Brussels: ‘Greece a special case, energy market not liberalized’

The European Commission has released an interim report on electricity capacity mechanisms in the EU, indicating that although these can reinforce electricity supply security many EU member states need to do more to ensure they are focused and cost-effective measures.

The report also pointed out that badly designed capacity mechanisms can distort competition, affect transboundary power trade, and lead to higher costs for consumers.

Brussels has forwarded a request for all EU member states, agencies, and enterprises in the sector to submit comments to help facilitate the capacity mechanism assessment procedure’s continuation, until the European Commission makes final decisions.

“The report shows that there is a lot of room for member states to improve how they assess whether capacity mechanisms are needed, and how they design them,” remarked Margrethe Vestager, the European Commissioner for Competition. “For a capacity mechanism to be well-designed, it needs to be open and take into account electricity that can be provided across EU borders.”
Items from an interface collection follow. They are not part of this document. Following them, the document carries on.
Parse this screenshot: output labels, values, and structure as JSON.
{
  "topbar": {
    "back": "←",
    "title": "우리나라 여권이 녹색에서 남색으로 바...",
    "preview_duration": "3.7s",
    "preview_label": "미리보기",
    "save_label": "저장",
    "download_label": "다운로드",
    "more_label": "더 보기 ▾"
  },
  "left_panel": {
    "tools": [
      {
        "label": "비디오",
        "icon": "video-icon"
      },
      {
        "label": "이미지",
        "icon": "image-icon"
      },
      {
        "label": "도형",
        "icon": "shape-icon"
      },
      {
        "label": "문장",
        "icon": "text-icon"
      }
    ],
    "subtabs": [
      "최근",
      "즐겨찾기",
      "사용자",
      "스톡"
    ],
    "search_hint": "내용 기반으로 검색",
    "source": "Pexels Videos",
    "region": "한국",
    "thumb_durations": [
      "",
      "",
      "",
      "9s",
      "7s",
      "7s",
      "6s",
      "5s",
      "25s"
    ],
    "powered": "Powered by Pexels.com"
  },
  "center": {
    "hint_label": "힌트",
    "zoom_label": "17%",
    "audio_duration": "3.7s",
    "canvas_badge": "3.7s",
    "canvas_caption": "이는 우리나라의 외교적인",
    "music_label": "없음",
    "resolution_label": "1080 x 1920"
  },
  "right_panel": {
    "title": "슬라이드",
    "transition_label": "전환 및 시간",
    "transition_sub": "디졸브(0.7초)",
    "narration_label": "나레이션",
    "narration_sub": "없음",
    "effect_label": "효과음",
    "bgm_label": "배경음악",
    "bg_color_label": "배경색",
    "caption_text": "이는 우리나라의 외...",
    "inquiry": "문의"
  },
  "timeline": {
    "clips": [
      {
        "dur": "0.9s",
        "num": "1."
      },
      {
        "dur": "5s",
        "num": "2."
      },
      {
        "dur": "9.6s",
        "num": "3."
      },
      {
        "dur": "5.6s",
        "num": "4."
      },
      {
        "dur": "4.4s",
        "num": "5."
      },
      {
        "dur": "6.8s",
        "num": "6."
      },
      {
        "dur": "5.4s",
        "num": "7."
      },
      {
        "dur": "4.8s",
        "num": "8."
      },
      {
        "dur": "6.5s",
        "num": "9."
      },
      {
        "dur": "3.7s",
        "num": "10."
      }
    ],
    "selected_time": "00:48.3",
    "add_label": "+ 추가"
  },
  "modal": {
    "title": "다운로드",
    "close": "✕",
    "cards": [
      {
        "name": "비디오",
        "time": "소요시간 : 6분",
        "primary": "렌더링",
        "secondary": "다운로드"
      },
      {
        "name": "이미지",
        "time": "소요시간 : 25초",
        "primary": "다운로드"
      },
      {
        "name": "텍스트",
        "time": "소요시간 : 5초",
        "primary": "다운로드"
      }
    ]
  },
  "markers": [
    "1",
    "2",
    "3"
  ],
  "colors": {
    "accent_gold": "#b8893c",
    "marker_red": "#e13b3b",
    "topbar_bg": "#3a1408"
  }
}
Vestager described Greece as a special case as the country’s energy market has not yet been liberalized, adding that the situation needs to gradually change.